2006 Benchmark study: The financial picture
Editor’s note: This article is the first in a series examining the results of the “National Glass Association Competitiveness Survey.” Conducted by The MPI Group, Shaker Heights, Ohio, the survey provides a comprehensive view of the performance and business practices of U.S. auto glass retailers and dealers, distributors and wholesalers, manufacturers and fabricators, and others related to the industry. The majority of survey respondents consist of privately held dealer/retailers with annual sales of less than $5 million that depend on auto glass replacement sales for the majority of their income.
Business leaders across a wide array of industries report it’s harder than ever to make a profit, and the same is true in the auto glass replacement industry. The business landscape has changed dramatically in the past 10 years due to domestic consolidation and an influx of new global competitors. At the same time, customers now expect higher quality service, at lower prices.
North American executives across different industries report increases in raw material prices, tightening labor markets and rising healthcare costs. The majority of AGR business owners MPI surveyed reported per-unit costs, excluding purchased materials, increased 6-10 percent the previous year. (See chart 2.) Yet, when asked how much headway their auto glass business had made toward achieving “high performance,” more than half of respondents to NGA’s competitiveness survey said they’d made “significant progress.” Firms cited employee training programs, employee empowerment and benchmarking of other companies as the most popular best practices. It’s disturbing, however, that nearly 30 percent of firms surveyed reported they had not implemented any new strategies or practices.
One of the common denominators that MPI sees among successful businesses is a concerted and consistent effort to gather customer input. Firms that talk to their customers and involve suppliers and other business partners on their advisory councils tend to outperform those that don’t. How you do this is up to you, but make sure that your sales or customer service reps are not the only people talking to customers. This will restrict your flow of information. Savvy managers encourage employees at all levels of the organization to gather customer feedback on business practices, products and performance.
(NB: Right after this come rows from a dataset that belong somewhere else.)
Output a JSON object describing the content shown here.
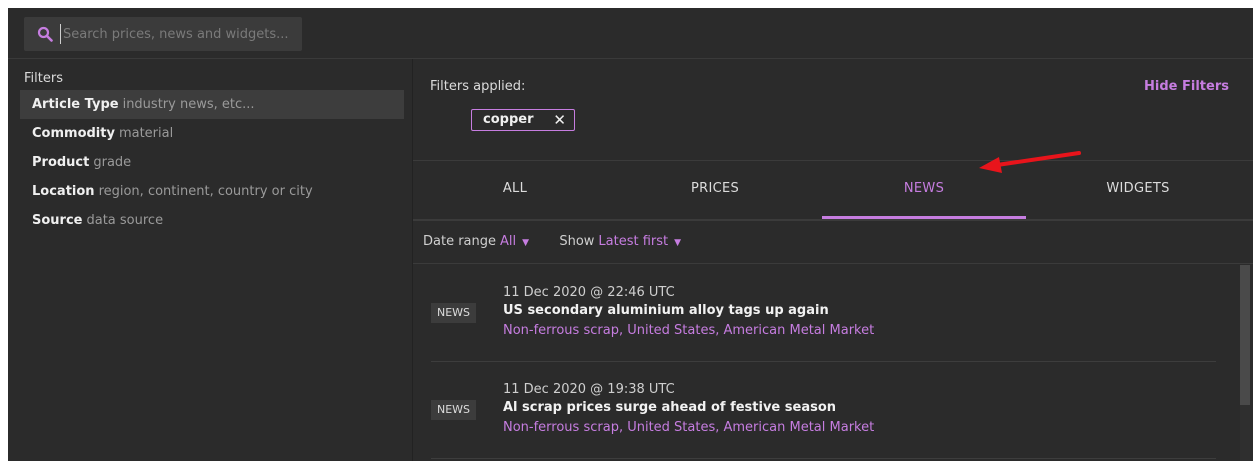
{
  "search": {
    "placeholder": "Search prices, news and widgets..."
  },
  "filters": {
    "title": "Filters",
    "items": [
      {
        "name": "Article Type",
        "hint": "industry news, etc..."
      },
      {
        "name": "Commodity",
        "hint": "material"
      },
      {
        "name": "Product",
        "hint": "grade"
      },
      {
        "name": "Location",
        "hint": "region, continent, country or city"
      },
      {
        "name": "Source",
        "hint": "data source"
      }
    ]
  },
  "applied": {
    "title": "Filters applied:",
    "hide_label": "Hide Filters",
    "chips": [
      {
        "label": "copper",
        "close": "✕"
      }
    ]
  },
  "tabs": [
    "ALL",
    "PRICES",
    "NEWS",
    "WIDGETS"
  ],
  "active_tab": "NEWS",
  "options": {
    "date_label": "Date range",
    "date_value": "All",
    "show_label": "Show",
    "show_value": "Latest first"
  },
  "news": [
    {
      "badge": "NEWS",
      "time": "11 Dec 2020 @ 22:46 UTC",
      "title": "US secondary aluminium alloy tags up again",
      "tags": "Non-ferrous scrap, United States, American Metal Market"
    },
    {
      "badge": "NEWS",
      "time": "11 Dec 2020 @ 19:38 UTC",
      "title": "Al scrap prices surge ahead of festive season",
      "tags": "Non-ferrous scrap, United States, American Metal Market"
    }
  ],
  "colors": {
    "accent": "#c67de0",
    "background": "#2b2b2b",
    "annotation_arrow": "#e8141b"
  },
  "icons": {
    "search": "search-icon",
    "close": "close-icon",
    "caret": "caret-down-icon",
    "arrow": "red-arrow-annotation"
  }
}
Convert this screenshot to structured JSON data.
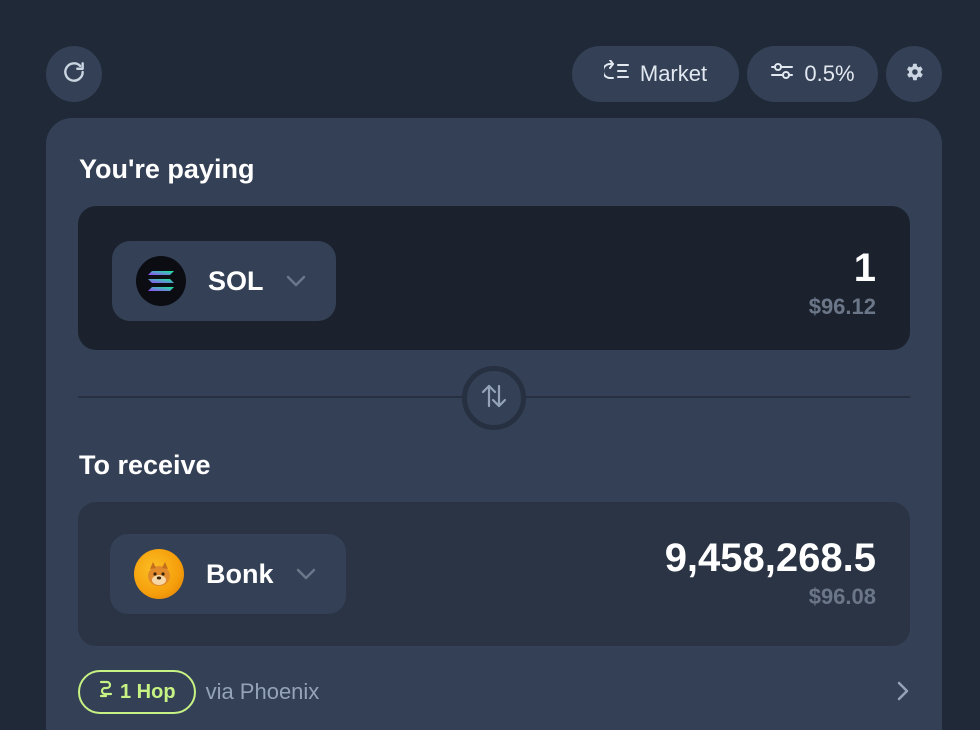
{
  "topbar": {
    "refresh_icon": "refresh-icon",
    "market_label": "Market",
    "slippage_label": "0.5%",
    "settings_icon": "gear-icon"
  },
  "pay": {
    "label": "You're paying",
    "token_symbol": "SOL",
    "amount": "1",
    "usd_value": "$96.12"
  },
  "receive": {
    "label": "To receive",
    "token_symbol": "Bonk",
    "amount": "9,458,268.5",
    "usd_value": "$96.08"
  },
  "route": {
    "hops_label": "1 Hop",
    "via_text": "via Phoenix"
  },
  "colors": {
    "background": "#1f2937",
    "card": "#344055",
    "accent_green": "#c7f284"
  }
}
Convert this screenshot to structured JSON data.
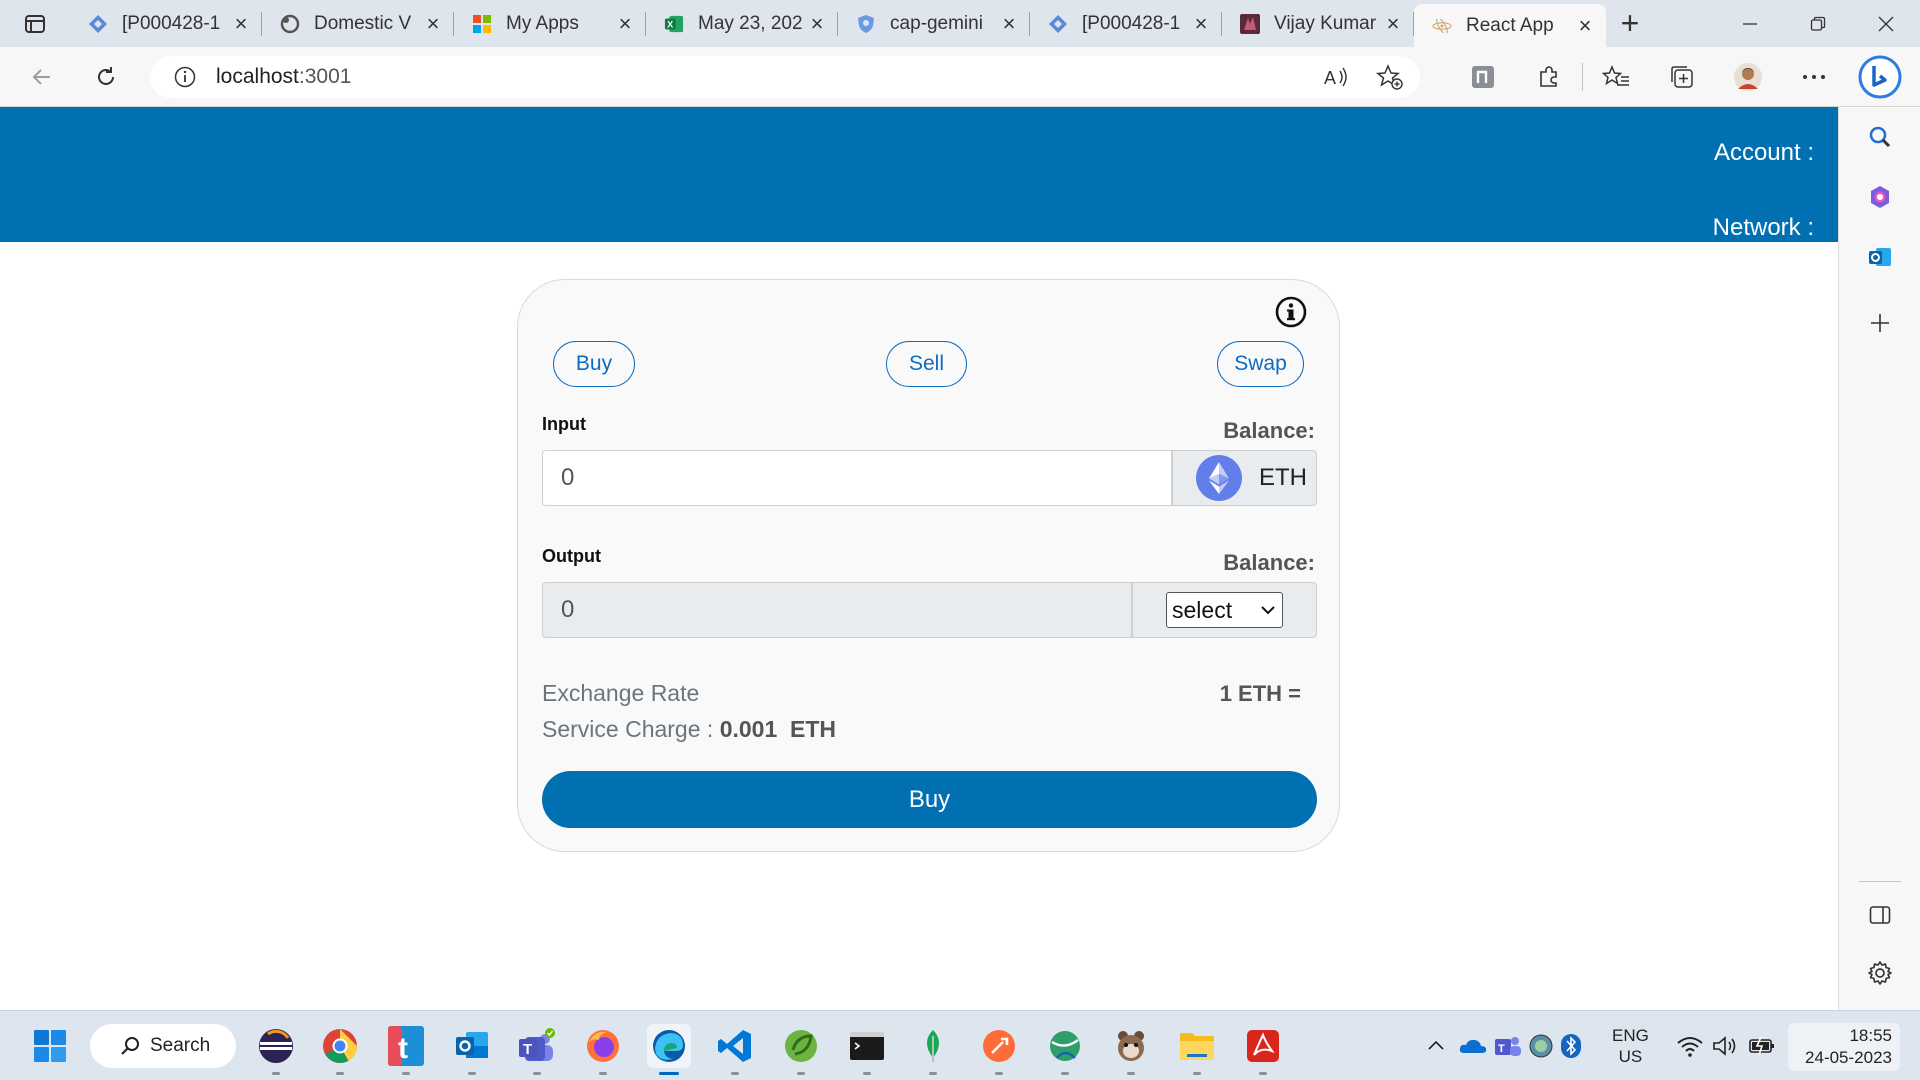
{
  "browser": {
    "tabs": [
      {
        "title": "[P000428-1",
        "icon": "jira-icon",
        "active": false
      },
      {
        "title": "Domestic V",
        "icon": "github-icon",
        "active": false
      },
      {
        "title": "My Apps",
        "icon": "microsoft-icon",
        "active": false
      },
      {
        "title": "May 23, 202",
        "icon": "excel-icon",
        "active": false
      },
      {
        "title": "cap-gemini",
        "icon": "shield-icon",
        "active": false
      },
      {
        "title": "[P000428-1",
        "icon": "jira-icon",
        "active": false
      },
      {
        "title": "Vijay Kumar",
        "icon": "profile-icon",
        "active": false
      },
      {
        "title": "React App",
        "icon": "react-icon",
        "active": true
      }
    ],
    "url_host": "localhost",
    "url_port": ":3001"
  },
  "header": {
    "account_label": "Account :",
    "network_label": "Network :",
    "color": "#0070b2"
  },
  "card": {
    "tabs": {
      "buy": "Buy",
      "sell": "Sell",
      "swap": "Swap"
    },
    "input": {
      "label": "Input",
      "balance_label": "Balance:",
      "value": "0",
      "token": "ETH"
    },
    "output": {
      "label": "Output",
      "balance_label": "Balance:",
      "value": "0",
      "select_value": "select"
    },
    "exchange_rate_label": "Exchange Rate",
    "exchange_rate_value": "1 ETH =",
    "service_charge_label": "Service Charge :",
    "service_charge_value": "0.001",
    "service_charge_unit": "ETH",
    "action_button": "Buy"
  },
  "taskbar": {
    "search_label": "Search",
    "lang_line1": "ENG",
    "lang_line2": "US",
    "time": "18:55",
    "date": "24-05-2023"
  }
}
It’s equally important to measure customer satisfaction, focusing on high-profit customers and customer defections. Ask them to grade you on quality, delivery, service, communication and overall performance. Create a public document that you can share with employees, with incentives tied to it.
This is especially important in the AGR industry given the factor with the most positive impact on profitability, according to more than 64 percent of survey respondents, is “new customers in existing markets.” (See chart 3.) What can your existing customers tell you about what you’re doing right, or wrong, in attracting new customers? More importantly, are you listening?